Output every entry exactly as given.

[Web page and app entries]
********************
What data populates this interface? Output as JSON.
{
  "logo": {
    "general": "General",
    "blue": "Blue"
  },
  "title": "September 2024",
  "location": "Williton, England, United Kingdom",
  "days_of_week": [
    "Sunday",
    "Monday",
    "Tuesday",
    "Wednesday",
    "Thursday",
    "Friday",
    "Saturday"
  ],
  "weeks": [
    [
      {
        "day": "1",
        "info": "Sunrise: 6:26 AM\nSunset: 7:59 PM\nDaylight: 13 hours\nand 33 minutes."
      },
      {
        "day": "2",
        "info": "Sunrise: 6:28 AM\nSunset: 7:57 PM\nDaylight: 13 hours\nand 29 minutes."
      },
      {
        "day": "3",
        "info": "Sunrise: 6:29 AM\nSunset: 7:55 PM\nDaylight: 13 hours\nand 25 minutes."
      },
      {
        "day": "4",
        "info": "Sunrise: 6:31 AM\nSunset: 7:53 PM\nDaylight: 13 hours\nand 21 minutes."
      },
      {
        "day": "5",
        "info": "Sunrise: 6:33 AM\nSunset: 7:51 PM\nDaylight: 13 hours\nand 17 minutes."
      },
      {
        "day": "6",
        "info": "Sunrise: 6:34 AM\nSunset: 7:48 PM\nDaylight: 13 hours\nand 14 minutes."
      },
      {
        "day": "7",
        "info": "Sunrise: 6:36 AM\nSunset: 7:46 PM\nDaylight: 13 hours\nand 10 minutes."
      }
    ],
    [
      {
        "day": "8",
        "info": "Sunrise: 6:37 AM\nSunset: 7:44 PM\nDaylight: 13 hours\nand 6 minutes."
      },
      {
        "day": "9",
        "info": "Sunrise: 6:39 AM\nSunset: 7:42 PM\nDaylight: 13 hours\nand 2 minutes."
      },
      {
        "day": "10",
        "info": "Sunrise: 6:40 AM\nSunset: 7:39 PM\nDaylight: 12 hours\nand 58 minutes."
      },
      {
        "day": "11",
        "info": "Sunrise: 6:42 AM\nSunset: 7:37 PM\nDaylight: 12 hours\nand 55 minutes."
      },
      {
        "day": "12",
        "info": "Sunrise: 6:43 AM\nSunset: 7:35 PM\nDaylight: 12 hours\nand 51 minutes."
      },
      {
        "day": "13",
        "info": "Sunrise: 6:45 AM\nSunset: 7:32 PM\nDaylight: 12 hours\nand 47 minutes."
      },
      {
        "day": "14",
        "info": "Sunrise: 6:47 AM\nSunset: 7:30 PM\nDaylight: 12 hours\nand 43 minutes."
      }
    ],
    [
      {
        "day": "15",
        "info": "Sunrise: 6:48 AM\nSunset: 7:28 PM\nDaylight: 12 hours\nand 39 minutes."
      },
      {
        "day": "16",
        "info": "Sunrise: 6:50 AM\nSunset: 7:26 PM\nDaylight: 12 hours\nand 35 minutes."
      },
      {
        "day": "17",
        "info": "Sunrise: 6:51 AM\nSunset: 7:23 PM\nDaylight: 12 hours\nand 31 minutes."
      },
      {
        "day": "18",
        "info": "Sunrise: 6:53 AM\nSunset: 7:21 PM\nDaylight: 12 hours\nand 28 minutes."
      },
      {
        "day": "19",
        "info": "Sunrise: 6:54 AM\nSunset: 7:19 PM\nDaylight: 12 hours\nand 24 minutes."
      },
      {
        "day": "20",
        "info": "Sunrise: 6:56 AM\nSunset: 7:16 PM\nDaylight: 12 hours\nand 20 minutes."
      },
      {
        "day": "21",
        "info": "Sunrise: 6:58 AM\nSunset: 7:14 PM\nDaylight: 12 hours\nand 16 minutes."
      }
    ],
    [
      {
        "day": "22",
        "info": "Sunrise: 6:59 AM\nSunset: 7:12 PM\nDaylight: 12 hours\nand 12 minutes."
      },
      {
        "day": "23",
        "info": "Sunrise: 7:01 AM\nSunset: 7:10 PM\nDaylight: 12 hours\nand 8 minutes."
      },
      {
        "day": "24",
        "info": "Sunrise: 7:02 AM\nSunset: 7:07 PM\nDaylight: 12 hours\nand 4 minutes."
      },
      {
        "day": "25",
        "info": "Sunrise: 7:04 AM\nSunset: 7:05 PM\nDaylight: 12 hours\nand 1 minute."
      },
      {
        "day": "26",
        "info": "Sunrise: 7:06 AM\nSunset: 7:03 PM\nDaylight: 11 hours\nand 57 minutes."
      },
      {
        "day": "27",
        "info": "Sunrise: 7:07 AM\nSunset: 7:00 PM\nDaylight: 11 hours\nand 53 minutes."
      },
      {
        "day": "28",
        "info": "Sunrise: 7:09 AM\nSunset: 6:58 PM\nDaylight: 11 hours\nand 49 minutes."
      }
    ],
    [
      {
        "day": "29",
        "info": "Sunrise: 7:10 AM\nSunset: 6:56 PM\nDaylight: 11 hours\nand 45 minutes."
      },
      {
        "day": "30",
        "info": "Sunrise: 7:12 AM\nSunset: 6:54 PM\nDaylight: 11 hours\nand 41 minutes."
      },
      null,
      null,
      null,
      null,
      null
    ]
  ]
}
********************
→ Reply:
What data populates this interface? Output as JSON.
{
  "logo": {
    "general": "General",
    "blue": "Blue"
  },
  "title": "September 2024",
  "location": "Williton, England, United Kingdom",
  "days_of_week": [
    "Sunday",
    "Monday",
    "Tuesday",
    "Wednesday",
    "Thursday",
    "Friday",
    "Saturday"
  ],
  "weeks": [
    [
      {
        "day": "1",
        "info": "Sunrise: 6:26 AM\nSunset: 7:59 PM\nDaylight: 13 hours\nand 33 minutes."
      },
      {
        "day": "2",
        "info": "Sunrise: 6:28 AM\nSunset: 7:57 PM\nDaylight: 13 hours\nand 29 minutes."
      },
      {
        "day": "3",
        "info": "Sunrise: 6:29 AM\nSunset: 7:55 PM\nDaylight: 13 hours\nand 25 minutes."
      },
      {
        "day": "4",
        "info": "Sunrise: 6:31 AM\nSunset: 7:53 PM\nDaylight: 13 hours\nand 21 minutes."
      },
      {
        "day": "5",
        "info": "Sunrise: 6:33 AM\nSunset: 7:51 PM\nDaylight: 13 hours\nand 17 minutes."
      },
      {
        "day": "6",
        "info": "Sunrise: 6:34 AM\nSunset: 7:48 PM\nDaylight: 13 hours\nand 14 minutes."
      },
      {
        "day": "7",
        "info": "Sunrise: 6:36 AM\nSunset: 7:46 PM\nDaylight: 13 hours\nand 10 minutes."
      }
    ],
    [
      {
        "day": "8",
        "info": "Sunrise: 6:37 AM\nSunset: 7:44 PM\nDaylight: 13 hours\nand 6 minutes."
      },
      {
        "day": "9",
        "info": "Sunrise: 6:39 AM\nSunset: 7:42 PM\nDaylight: 13 hours\nand 2 minutes."
      },
      {
        "day": "10",
        "info": "Sunrise: 6:40 AM\nSunset: 7:39 PM\nDaylight: 12 hours\nand 58 minutes."
      },
      {
        "day": "11",
        "info": "Sunrise: 6:42 AM\nSunset: 7:37 PM\nDaylight: 12 hours\nand 55 minutes."
      },
      {
        "day": "12",
        "info": "Sunrise: 6:43 AM\nSunset: 7:35 PM\nDaylight: 12 hours\nand 51 minutes."
      },
      {
        "day": "13",
        "info": "Sunrise: 6:45 AM\nSunset: 7:32 PM\nDaylight: 12 hours\nand 47 minutes."
      },
      {
        "day": "14",
        "info": "Sunrise: 6:47 AM\nSunset: 7:30 PM\nDaylight: 12 hours\nand 43 minutes."
      }
    ],
    [
      {
        "day": "15",
        "info": "Sunrise: 6:48 AM\nSunset: 7:28 PM\nDaylight: 12 hours\nand 39 minutes."
      },
      {
        "day": "16",
        "info": "Sunrise: 6:50 AM\nSunset: 7:26 PM\nDaylight: 12 hours\nand 35 minutes."
      },
      {
        "day": "17",
        "info": "Sunrise: 6:51 AM\nSunset: 7:23 PM\nDaylight: 12 hours\nand 31 minutes."
      },
      {
        "day": "18",
        "info": "Sunrise: 6:53 AM\nSunset: 7:21 PM\nDaylight: 12 hours\nand 28 minutes."
      },
      {
        "day": "19",
        "info": "Sunrise: 6:54 AM\nSunset: 7:19 PM\nDaylight: 12 hours\nand 24 minutes."
      },
      {
        "day": "20",
        "info": "Sunrise: 6:56 AM\nSunset: 7:16 PM\nDaylight: 12 hours\nand 20 minutes."
      },
      {
        "day": "21",
        "info": "Sunrise: 6:58 AM\nSunset: 7:14 PM\nDaylight: 12 hours\nand 16 minutes."
      }
    ],
    [
      {
        "day": "22",
        "info": "Sunrise: 6:59 AM\nSunset: 7:12 PM\nDaylight: 12 hours\nand 12 minutes."
      },
      {
        "day": "23",
        "info": "Sunrise: 7:01 AM\nSunset: 7:10 PM\nDaylight: 12 hours\nand 8 minutes."
      },
      {
        "day": "24",
        "info": "Sunrise: 7:02 AM\nSunset: 7:07 PM\nDaylight: 12 hours\nand 4 minutes."
      },
      {
        "day": "25",
        "info": "Sunrise: 7:04 AM\nSunset: 7:05 PM\nDaylight: 12 hours\nand 1 minute."
      },
      {
        "day": "26",
        "info": "Sunrise: 7:06 AM\nSunset: 7:03 PM\nDaylight: 11 hours\nand 57 minutes."
      },
      {
        "day": "27",
        "info": "Sunrise: 7:07 AM\nSunset: 7:00 PM\nDaylight: 11 hours\nand 53 minutes."
      },
      {
        "day": "28",
        "info": "Sunrise: 7:09 AM\nSunset: 6:58 PM\nDaylight: 11 hours\nand 49 minutes."
      }
    ],
    [
      {
        "day": "29",
        "info": "Sunrise: 7:10 AM\nSunset: 6:56 PM\nDaylight: 11 hours\nand 45 minutes."
      },
      {
        "day": "30",
        "info": "Sunrise: 7:12 AM\nSunset: 6:54 PM\nDaylight: 11 hours\nand 41 minutes."
      },
      null,
      null,
      null,
      null,
      null
    ]
  ]
}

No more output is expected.